They should not be combined with rabbits or dogs.
Rabbits and dogs are active carriers of the same bacterium that causes guinea pig illnesses. In addition, rabbits have been seen harassing guinea pigs.
This can also result in stressful conditions for them and others in the cage. Stress affects the immune system, increasing the risk of respiratory infections. Keep them in separate cages to avoid this.
Give them enough levels of vitamin C.
Preventing respiratory problems in guinea pigs is necessary. As previously stated, they are unable to generate vitamin C internally.
Hence, an external source is required. Vitamin C-rich vegetables, such as parsley, green peppers, and broccoli, can be added to your guinea pig’s diet.
Dietary supplements may also be administered in the correct amount. So, consult your veterinarian, and they will advise you on which brand to use and how much to take.
Vitamin C pellets are available on the market, however, they are not very long-lasting since they oxidize quickly. As a result, you should replace them within 90 days after purchase.
If you observe any signs of vitamin C insufficiency despite doing everything necessary, you should take him to the medical professional immediately.

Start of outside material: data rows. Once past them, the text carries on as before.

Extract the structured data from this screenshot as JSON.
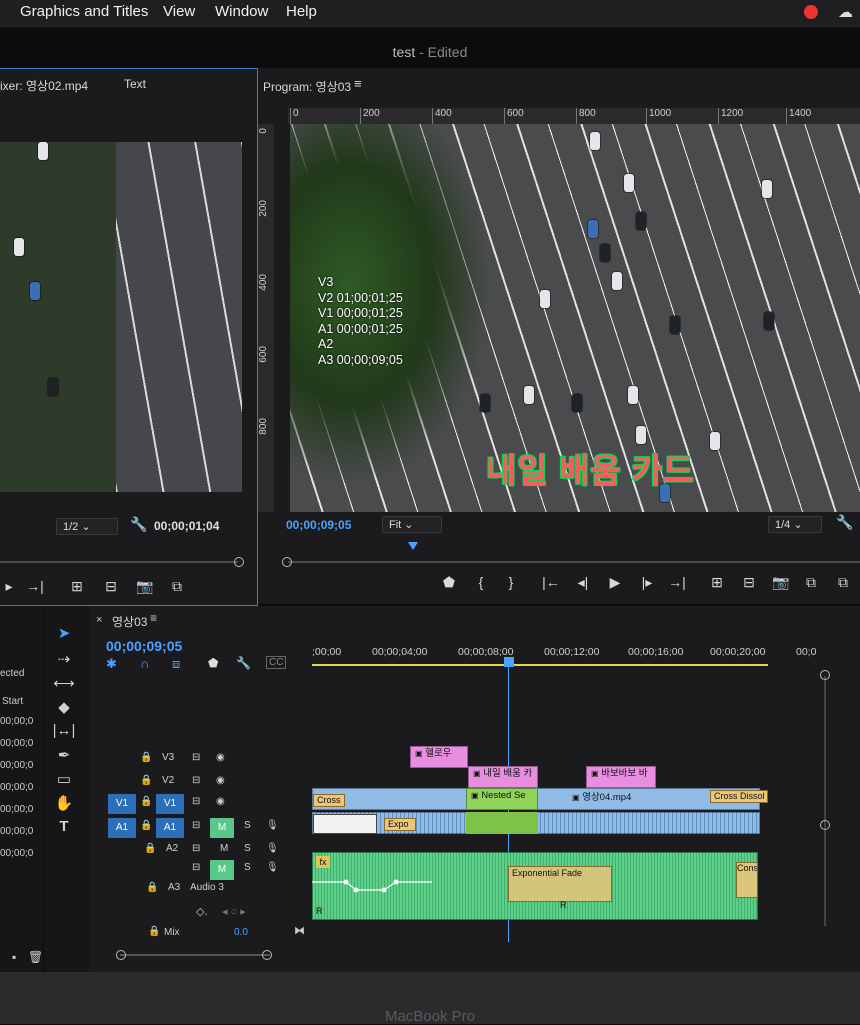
{
  "menubar": {
    "items": [
      "Graphics and Titles",
      "View",
      "Window",
      "Help"
    ]
  },
  "window": {
    "title": "test",
    "status": " - Edited"
  },
  "source_monitor": {
    "tab_label": "ixer: 영상02.mp4",
    "tab2_label": "Text",
    "resolution": "1/2",
    "timecode": "00;00;01;04"
  },
  "program_monitor": {
    "tab_label": "Program: 영상03",
    "ruler_h": [
      "0",
      "200",
      "400",
      "600",
      "800",
      "1000",
      "1200",
      "1400"
    ],
    "ruler_v": [
      "0",
      "200",
      "400",
      "600",
      "800"
    ],
    "overlay_lines": [
      "V3",
      "V2 01;00;01;25",
      "V1 00;00;01;25",
      "A1 00;00;01;25",
      "A2",
      "A3 00;00;09;05"
    ],
    "title_text": "내일 배움 카드",
    "timecode": "00;00;09;05",
    "zoom": "Fit",
    "resolution": "1/4"
  },
  "project_panel": {
    "labels": [
      "ected",
      "Start",
      "00;00;0",
      "00;00;0",
      "00;00;0",
      "00;00;0",
      "00;00;0",
      "00;00;0",
      "00;00;0"
    ]
  },
  "timeline": {
    "sequence_name": "영상03",
    "timecode": "00;00;09;05",
    "ruler_labels": [
      ";00;00",
      "00;00;04;00",
      "00;00;08;00",
      "00;00;12;00",
      "00;00;16;00",
      "00;00;20;00",
      "00;0"
    ],
    "tracks": {
      "v3": "V3",
      "v2": "V2",
      "v1_source": "V1",
      "v1": "V1",
      "a1_source": "A1",
      "a1": "A1",
      "a2": "A2",
      "a3": "A3",
      "a3_name": "Audio 3",
      "mute": "M",
      "solo": "S",
      "mix_label": "Mix",
      "mix_value": "0.0"
    },
    "clips": {
      "v3_title": "헬로우",
      "v2_title1": "내일 배움 카",
      "v2_title2": "바보바보 바",
      "v1_cross": "Cross",
      "v1_nested": "Nested Se",
      "v1_clip": "영상04.mp4",
      "v1_dissolve": "Cross Dissol",
      "a1_expo": "Expo",
      "a3_fx": "fx",
      "a3_fade": "Exponential Fade",
      "a3_cons": "Cons",
      "a3_r": "R",
      "a3_r2": "R"
    }
  },
  "laptop": {
    "label": "MacBook Pro"
  },
  "colors": {
    "accent_blue": "#4aa3ff",
    "title_clip": "#e78ee0",
    "video_clip": "#8fbbe6",
    "audio_clip": "#5fd08a",
    "nested_clip": "#8fd35a"
  }
}
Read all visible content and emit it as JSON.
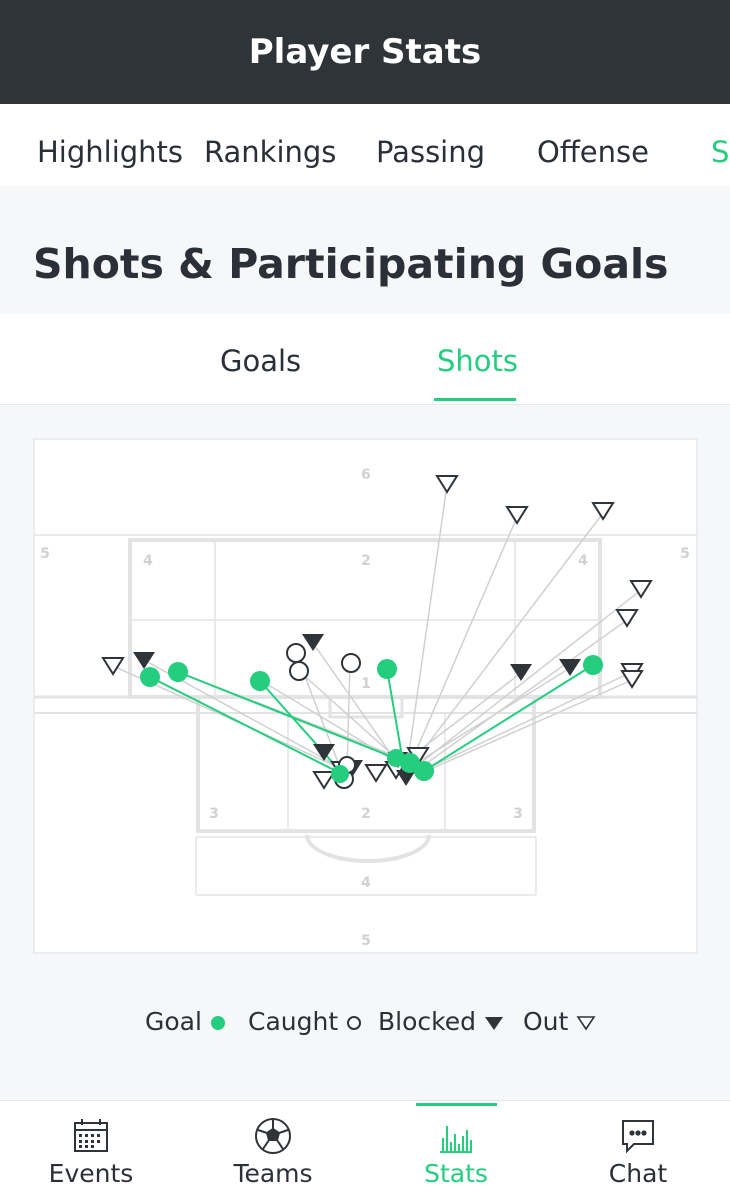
{
  "header": {
    "title": "Player Stats"
  },
  "tabs": [
    {
      "label": "Highlights",
      "active": false
    },
    {
      "label": "Rankings",
      "active": false
    },
    {
      "label": "Passing",
      "active": false
    },
    {
      "label": "Offense",
      "active": false
    },
    {
      "label": "S",
      "active": true
    }
  ],
  "section": {
    "title": "Shots & Participating Goals"
  },
  "subtabs": [
    {
      "label": "Goals",
      "active": false
    },
    {
      "label": "Shots",
      "active": true
    }
  ],
  "court": {
    "zone_labels": [
      "6",
      "5",
      "4",
      "2",
      "4",
      "5",
      "1",
      "3",
      "2",
      "3",
      "4",
      "5"
    ]
  },
  "legend": [
    {
      "label": "Goal",
      "symbol": "goal"
    },
    {
      "label": "Caught",
      "symbol": "caught"
    },
    {
      "label": "Blocked",
      "symbol": "blocked"
    },
    {
      "label": "Out",
      "symbol": "out"
    }
  ],
  "colors": {
    "accent": "#25cd7f",
    "dark": "#2f3439"
  },
  "bottom_nav": [
    {
      "label": "Events",
      "icon": "calendar-icon",
      "active": false
    },
    {
      "label": "Teams",
      "icon": "soccer-ball-icon",
      "active": false
    },
    {
      "label": "Stats",
      "icon": "bar-chart-icon",
      "active": true
    },
    {
      "label": "Chat",
      "icon": "chat-bubble-icon",
      "active": false
    }
  ]
}
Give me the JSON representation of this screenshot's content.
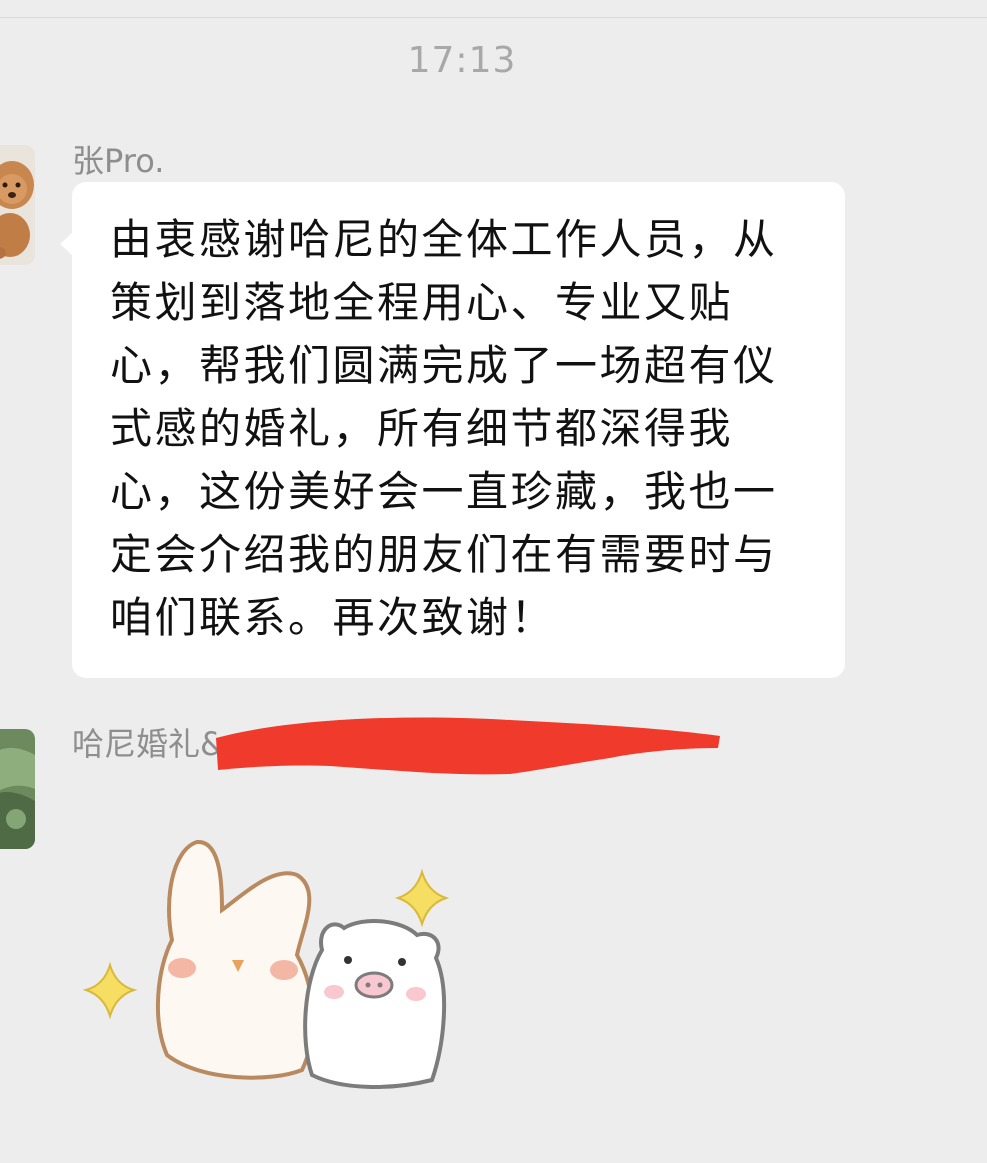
{
  "time_divider": "17:13",
  "messages": [
    {
      "sender": "张Pro.",
      "avatar_icon": "puppy-avatar-icon",
      "type": "text",
      "text": "由衷感谢哈尼的全体工作人员，从策划到落地全程用心、专业又贴心，帮我们圆满完成了一场超有仪式感的婚礼，所有细节都深得我心，这份美好会一直珍藏，我也一定会介绍我的朋友们在有需要时与咱们联系。再次致谢！"
    },
    {
      "sender": "哈尼婚礼&",
      "avatar_icon": "landscape-avatar-icon",
      "type": "sticker",
      "sticker_icon": "bunny-and-pig-sparkle-sticker-icon",
      "redaction_color": "#f03a2c"
    }
  ]
}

Guinea pigs can certainly cough, and in most cases, this represents a certain health issue. If coughing persists through the days, the best thing to do is to take them to a veterinarian.
Another thing worth mentioning is that you need to keep yourself away from it if you’re sick. I know we mentioned that, but it’s very important.
If you manage to take your guinea pig to a veterinarian, coughing can be solved relatively easily. Remember that they can live 4 to 8 years, so try to make this short period as enjoyable as it can be for your furry friend.